Small B2B businesses often settle for basic web sites that lack calls to action.
I’ve long noticed that many of their web sites come across as nondescript – just offering some basic navigation and general text with a few images along the way.
I decided to document their efforts in detail with the “Small Business B2B Call to Action Study,” which includes 200 U.S. small businesses (randomly selected from the ReferenceUSA database). I set some loose parameters like companies with fewer than 100 employees in manufacturing, construction, professional services and other industries.
Presented by Small Business Trends, the 30-page study includes a companion checklist with dozens of tips and insights about how to design and structure web sites for a wide range of conversion opportunities.
Here are some of the highlights:
- 70 percent don’t include any distinctive calls to action on their home pages, such an e-mail newsletter or a free report about an industry topic.
- 72 percent don’t feature calls to action on interior web site pages.
- 82 percent don’t promote their social media profiles.
- 96 percent of home pages don’t include industry how-to guides or white papers on their home pages.
- 27 percent don’t include a phone number on their home pages.
- 31 percent that do display a phone number don’t put it anywhere that stands out.
- 68 percent don’t reference an e-mail address on their home pages.
- 38 percent of web sites that do include an e-mail address tend to tuck it away in the footer.

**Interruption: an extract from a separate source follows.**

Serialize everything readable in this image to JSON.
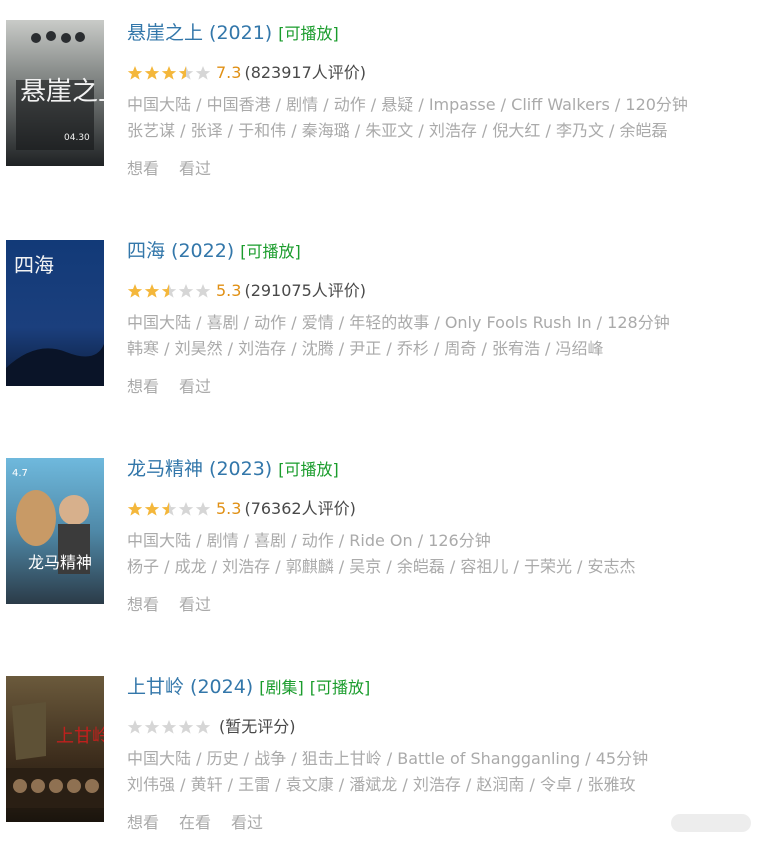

The study is also summarized in a “Small Business Mistakes” infographic.
Rather than simply summarize the data, I included actual examples in the study – the good and the bad. For example, the report includes screenshots that show how some companies understand calls to action. But other small businesses aren’t likely to win over prospects because they can’t even get the basics right (featuring “logo goes here” on every page doesn’t make a great first impression).
It’s not that visitors can’t connect with the small businesses. It’s often not too difficult to track down a phone number. But I’m amazed that so many web sites bury it at the bottom next to a copyright symbol. I presume that’s just because a web designer made that decision. Intuitively, a small business owner can say, “Please place it at the top of the page.”

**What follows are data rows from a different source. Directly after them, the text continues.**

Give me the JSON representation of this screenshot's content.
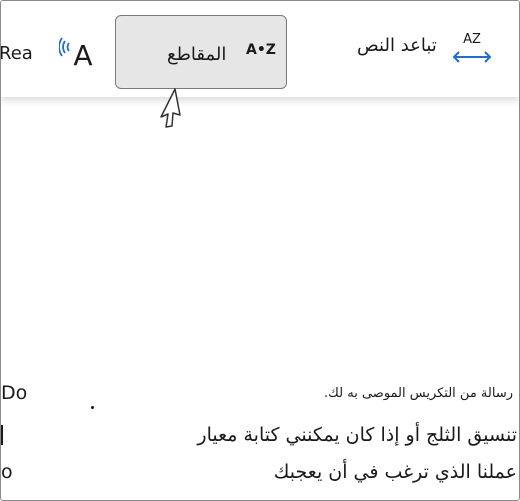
{
  "toolbar": {
    "text_spacing": {
      "label": "تباعد النص",
      "icon": "text-spacing-icon",
      "icon_letters": "AZ"
    },
    "syllables": {
      "label": "المقاطع",
      "icon": "syllables-icon",
      "icon_text": "A•Z"
    },
    "read_aloud": {
      "label": "Rea",
      "icon": "read-aloud-icon",
      "icon_letter": "A"
    }
  },
  "document": {
    "lines": [
      "رسالة من التكريس الموصى به لك.",
      "تنسيق الثلج أو إذا كان يمكنني كتابة معيار",
      "عملنا الذي ترغب في أن يعجبك"
    ],
    "left_fragments": [
      "Do",
      "o"
    ]
  },
  "colors": {
    "accent_blue": "#1f6fd0",
    "hover_bg": "#e6e6e6"
  }
}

Generally, small businesses do have some type of “Contact” or “Contact Us” navigation tab. Unfortunately, it’s displayed as just another navigation item, blending in with all of the other ones.

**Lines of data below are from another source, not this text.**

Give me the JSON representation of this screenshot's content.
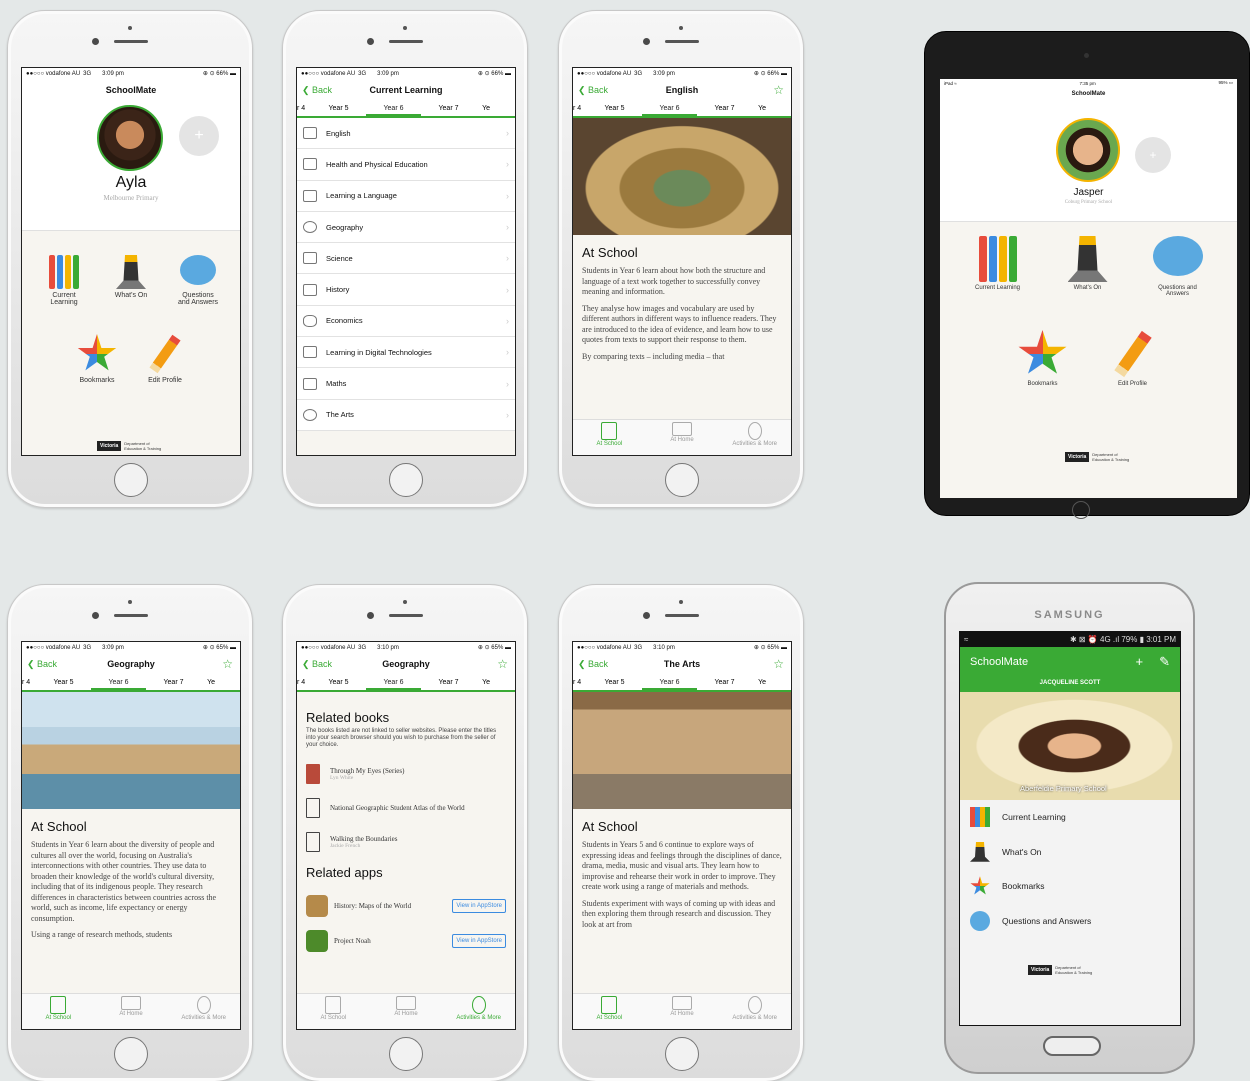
{
  "status": {
    "carrier": "●●○○○ vodafone AU",
    "network": "3G",
    "t1": "3:09 pm",
    "t2": "3:10 pm",
    "bat66": "⊕ ⊙ 66% ▬",
    "bat65": "⊕ ⊙ 65% ▬"
  },
  "tabs": {
    "year4": "r 4",
    "year5": "Year 5",
    "year6": "Year 6",
    "year7": "Year 7",
    "year8": "Ye"
  },
  "home": {
    "title": "SchoolMate",
    "name": "Ayla",
    "school": "Melbourne Primary",
    "items": {
      "current": "Current\nLearning",
      "whats_on": "What's On",
      "qa": "Questions\nand Answers",
      "bookmarks": "Bookmarks",
      "edit": "Edit Profile"
    },
    "dept": "Department of\nEducation & Training",
    "vic": "Victoria"
  },
  "curr": {
    "back": "Back",
    "title": "Current Learning",
    "subjects": [
      "English",
      "Health and Physical Education",
      "Learning a Language",
      "Geography",
      "Science",
      "History",
      "Economics",
      "Learning in Digital Technologies",
      "Maths",
      "The Arts"
    ]
  },
  "english": {
    "back": "Back",
    "title": "English",
    "section": "At School",
    "p1": "Students in Year 6 learn about how both the structure and language of a text work together to successfully convey meaning and information.",
    "p2": "They analyse how images and vocabulary are used by different authors in different ways to influence readers. They are introduced to the idea of evidence, and learn how to use quotes from texts to support their response to them.",
    "p3": "By comparing texts – including media – that"
  },
  "tabbar": {
    "school": "At School",
    "home": "At Home",
    "more": "Activities & More"
  },
  "ipad": {
    "status_left": "iPad ≈",
    "time": "7:35 pm",
    "bat": "95% ▭",
    "title": "SchoolMate",
    "name": "Jasper",
    "school": "Coburg Primary School",
    "current": "Current Learning",
    "whats_on": "What's On",
    "qa": "Questions and\nAnswers",
    "bookmarks": "Bookmarks",
    "edit": "Edit Profile"
  },
  "geo": {
    "back": "Back",
    "title": "Geography",
    "section": "At School",
    "p1": "Students in Year 6 learn about the diversity of people and cultures all over the world, focusing on Australia's interconnections with other countries. They use data to broaden their knowledge of the world's cultural diversity, including that of its indigenous people. They research differences in characteristics between countries across the world, such as income, life expectancy or energy consumption.",
    "p2": "Using a range of research methods, students"
  },
  "geo2": {
    "back": "Back",
    "title": "Geography",
    "related_books": "Related books",
    "note": "The books listed are not linked to seller websites. Please enter the titles into your search browser should you wish to purchase from the seller of your choice.",
    "books": [
      {
        "t": "Through My Eyes (Series)",
        "a": "Lyn White"
      },
      {
        "t": "National Geographic Student Atlas of the World",
        "a": ""
      },
      {
        "t": "Walking the Boundaries",
        "a": "Jackie French"
      }
    ],
    "related_apps": "Related apps",
    "apps": [
      {
        "t": "History: Maps of the World",
        "b": "View in AppStore"
      },
      {
        "t": "Project Noah",
        "b": "View in AppStore"
      }
    ]
  },
  "arts": {
    "back": "Back",
    "title": "The Arts",
    "section": "At School",
    "p1": "Students in Years 5 and 6 continue to explore ways of expressing ideas and feelings through the disciplines of dance, drama, media, music and visual arts. They learn how to improvise and rehearse their work in order to improve. They create work using a range of materials and methods.",
    "p2": "Students experiment with ways of coming up with ideas and then exploring them through research and discussion. They look at art from"
  },
  "samsung": {
    "brand": "SAMSUNG",
    "status": "✱ ⊠ ⏰ 4G .ıl 79% ▮ 3:01 PM",
    "wifi": "≈",
    "title": "SchoolMate",
    "plus": "+",
    "pencil": "✎",
    "name": "JACQUELINE SCOTT",
    "school": "Aberfeldie Primary School",
    "items": [
      "Current Learning",
      "What's On",
      "Bookmarks",
      "Questions and Answers"
    ],
    "dept": "Department of\nEducation & Training"
  }
}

If a small business owner wants someone to call or send an e-mail (or fill out a form), can’t the “Contact” tab include a distinctive color or larger font? Shouldn’t it be one of the first navigation options and not the last?
Can small businesses keep their doors open without getting overly concerned about calls to action? Absolutely. I didn’t rate their copyright dates, but I sensed that the small businesses have been around for years. With all of the local, national and international competition, why wouldn’t small business owners want to make inroads with conversions?
Small businesses have many options to engage their visitors. You don’t need to neglect sales, networking and operations to write a 40-page white paper. You could create a 3-4 page educational guide that reflects their knowledge and provides value to a potential customer. Just ask for a name and e-mail before handing over the thought leadership report.
How effective is your web site? How easy or difficult is it for someone to contact your business? Do you use response forms? Is your phone number prominent or listed at the end of all of your content on some pages? What information do you give away to people who are willing to share their e-mail address to tap into your expertise?
About the Author: A former journalist, Mike Murray created Online Marketing Coach to help small businesses with their web sites. He also authors studies and speaks at regional and national conferences. Get to know him more through Twitter @mikeonlinecoach.